Segment Start: Data to examine
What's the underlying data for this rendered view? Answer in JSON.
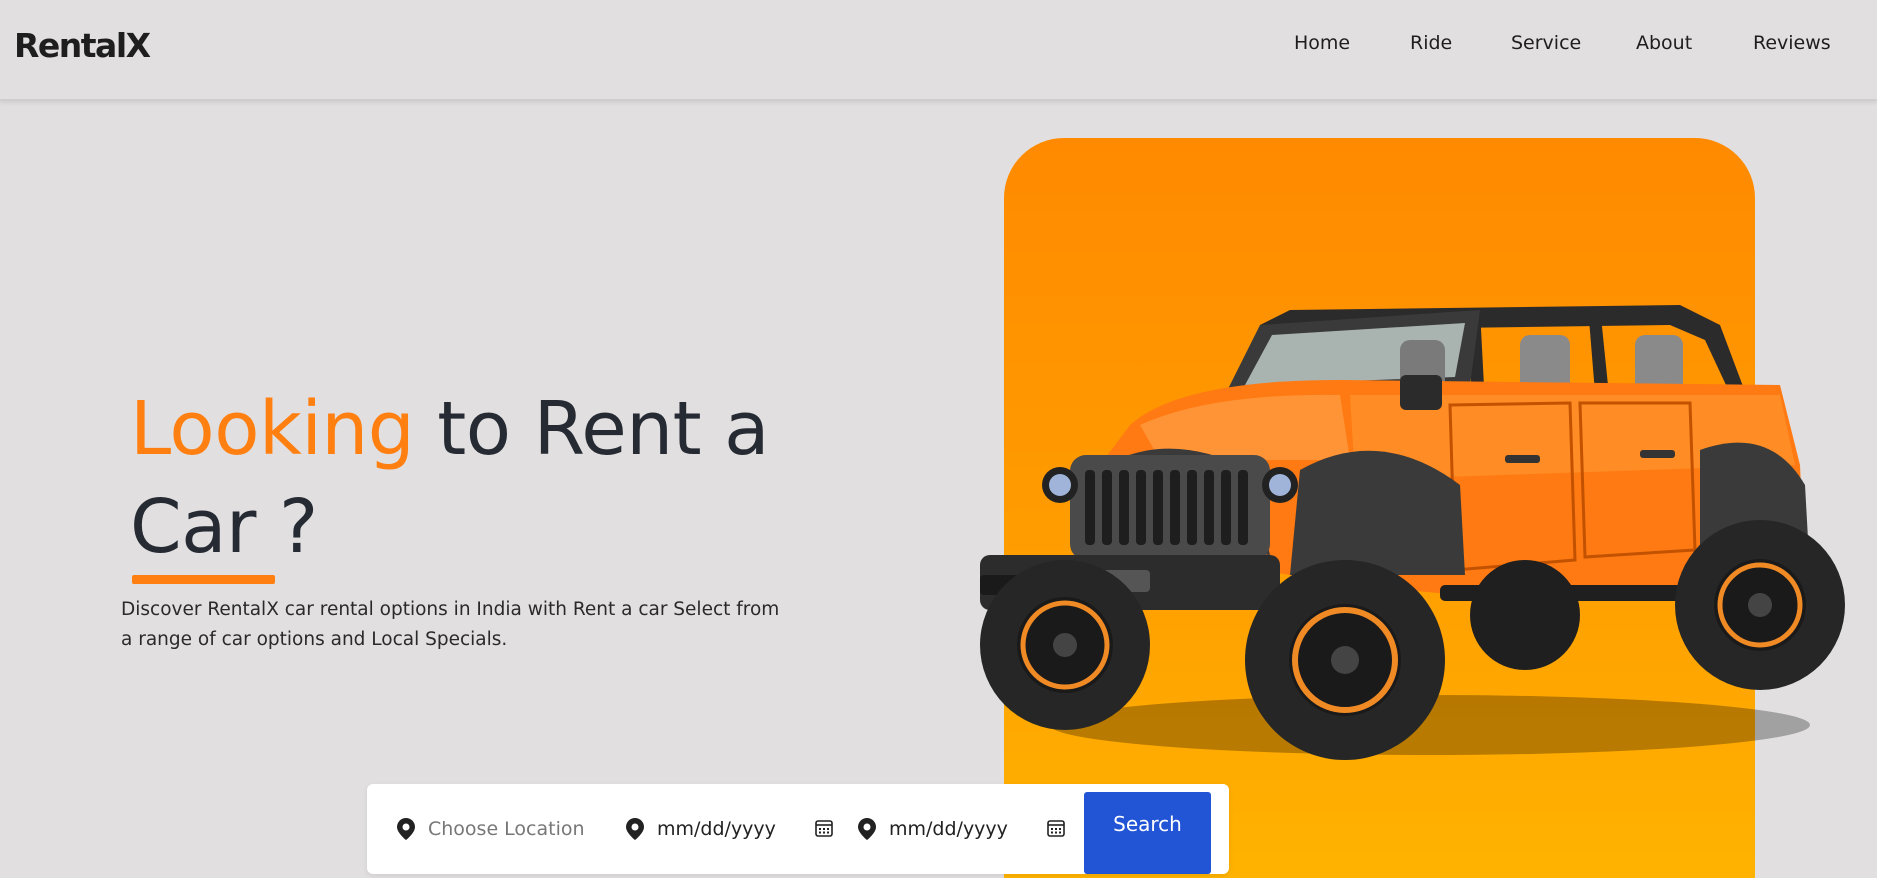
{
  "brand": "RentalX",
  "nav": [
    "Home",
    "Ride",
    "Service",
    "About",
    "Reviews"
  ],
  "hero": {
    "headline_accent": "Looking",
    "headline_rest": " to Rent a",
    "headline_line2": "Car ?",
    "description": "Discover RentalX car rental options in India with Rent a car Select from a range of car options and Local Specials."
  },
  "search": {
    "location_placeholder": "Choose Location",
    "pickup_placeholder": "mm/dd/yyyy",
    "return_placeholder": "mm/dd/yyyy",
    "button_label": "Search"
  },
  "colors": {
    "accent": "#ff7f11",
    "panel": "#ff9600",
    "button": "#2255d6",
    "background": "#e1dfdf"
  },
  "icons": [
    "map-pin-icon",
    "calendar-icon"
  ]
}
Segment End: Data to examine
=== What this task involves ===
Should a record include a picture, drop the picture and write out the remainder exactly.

=== Answer box ===
What's the underlying data for this rendered view? Answer in JSON.
{
  "brand": "RentalX",
  "nav": [
    "Home",
    "Ride",
    "Service",
    "About",
    "Reviews"
  ],
  "hero": {
    "headline_accent": "Looking",
    "headline_rest": " to Rent a",
    "headline_line2": "Car ?",
    "description": "Discover RentalX car rental options in India with Rent a car Select from a range of car options and Local Specials."
  },
  "search": {
    "location_placeholder": "Choose Location",
    "pickup_placeholder": "mm/dd/yyyy",
    "return_placeholder": "mm/dd/yyyy",
    "button_label": "Search"
  },
  "colors": {
    "accent": "#ff7f11",
    "panel": "#ff9600",
    "button": "#2255d6",
    "background": "#e1dfdf"
  },
  "icons": [
    "map-pin-icon",
    "calendar-icon"
  ]
}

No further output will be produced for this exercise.